Dear Sheryl: I have read your Ilhan Omar story several times. When you treat the issue of her possible marriage to her brother (Ahmed Nur Said Elmi), you relegate it to the world of “conservative bloggers” and describe the marriage twice as “brief.” I guess that can be translated as meaning it is undeserving of further discussion. Yet Omar was married to Elmi for eight years. By what lights is that “brief”? Was Barack Obama briefly president of the United States?
If you mean that Omar and Elmi only lived together for a year or two after they were married, why don’t you say so? You know that she only got around to dissolving the marriage last year [i.e., in 2017] as she was preparing for bigger things.
You only describe describe Elmi as “a British citizen.” Where and when did they meet? Was he a British citizen at the time she married him?
Am I wrong in thinking that if Omar were an up and coming heroine of the conservative movement you might take a closer look at the question of who Ahmed Nur Said Elmi is and why Omar has treated the issue of her marriage to him as a public relations crisis about which she refuses to talk to the media (other than her extremely misleading comments to the City Pages reporter in 2016)?
I don’t understand your treatment of her marriage to husband number 1 either. As you know, she says that she married him “culturally” in 2002. You note that she has three children with him. You don’t note that she has lived with him since 2002 or that she has held him out at all times as her husband, although you do note that she got around to marrying him legally this year [i.e., in 2018] — again, as she was preparing for bigger things. You only describe him as “her current husband.”

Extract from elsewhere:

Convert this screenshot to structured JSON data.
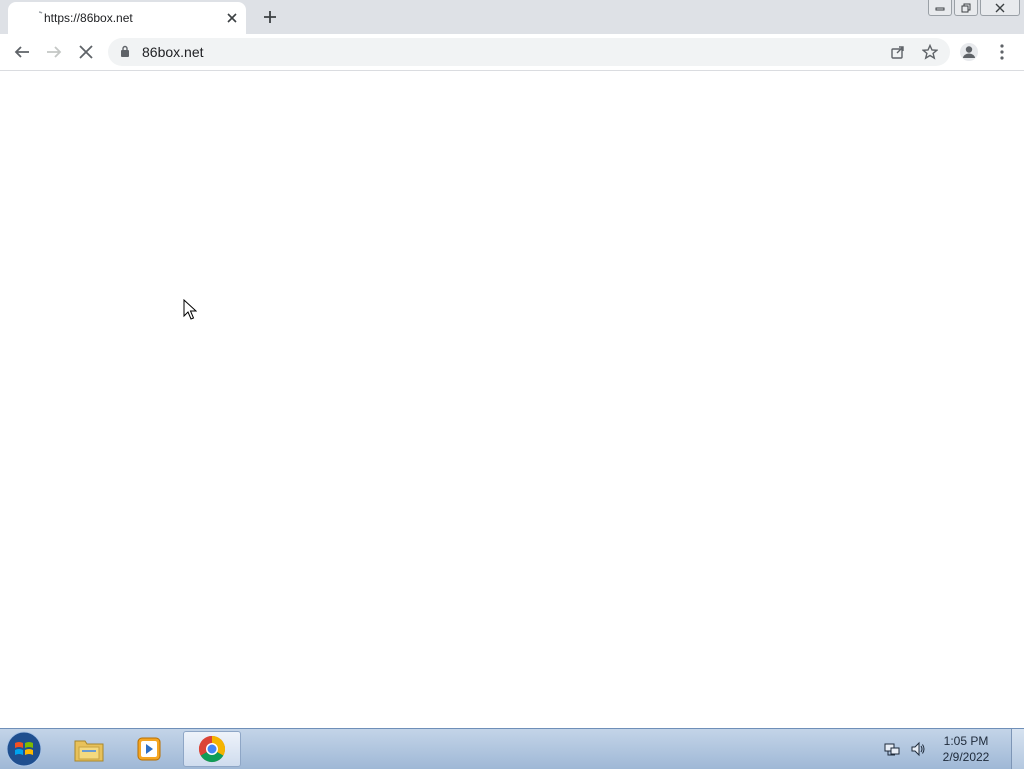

What is the story? You dispense with the story as “complicated.” Does that mean husband number 1 is also husband number 3? Does that mean the situation might require further explanation? I’m sure Times readers could figure it out with a little help from you. Why not give them a chance?
I’d appreciate anything you might be willing to offer in response to these questions.
Not surprisingly, I didn’t hear back from Stolberg, but I continued to seethe about her story. I called and asked her why she failed to acknowledge the substance of the controversy. Stolberg told me (I am paraphrasing) that Omar’s election in the face of the controversy rendered the issue more or less moot.
Stolberg assumed that voters were in a position to make up their own minds. However that is hard for voters to do when reporters — to borrow Barone’s formulation — are “better at generating misinformation and falsehoods than at detecting them.”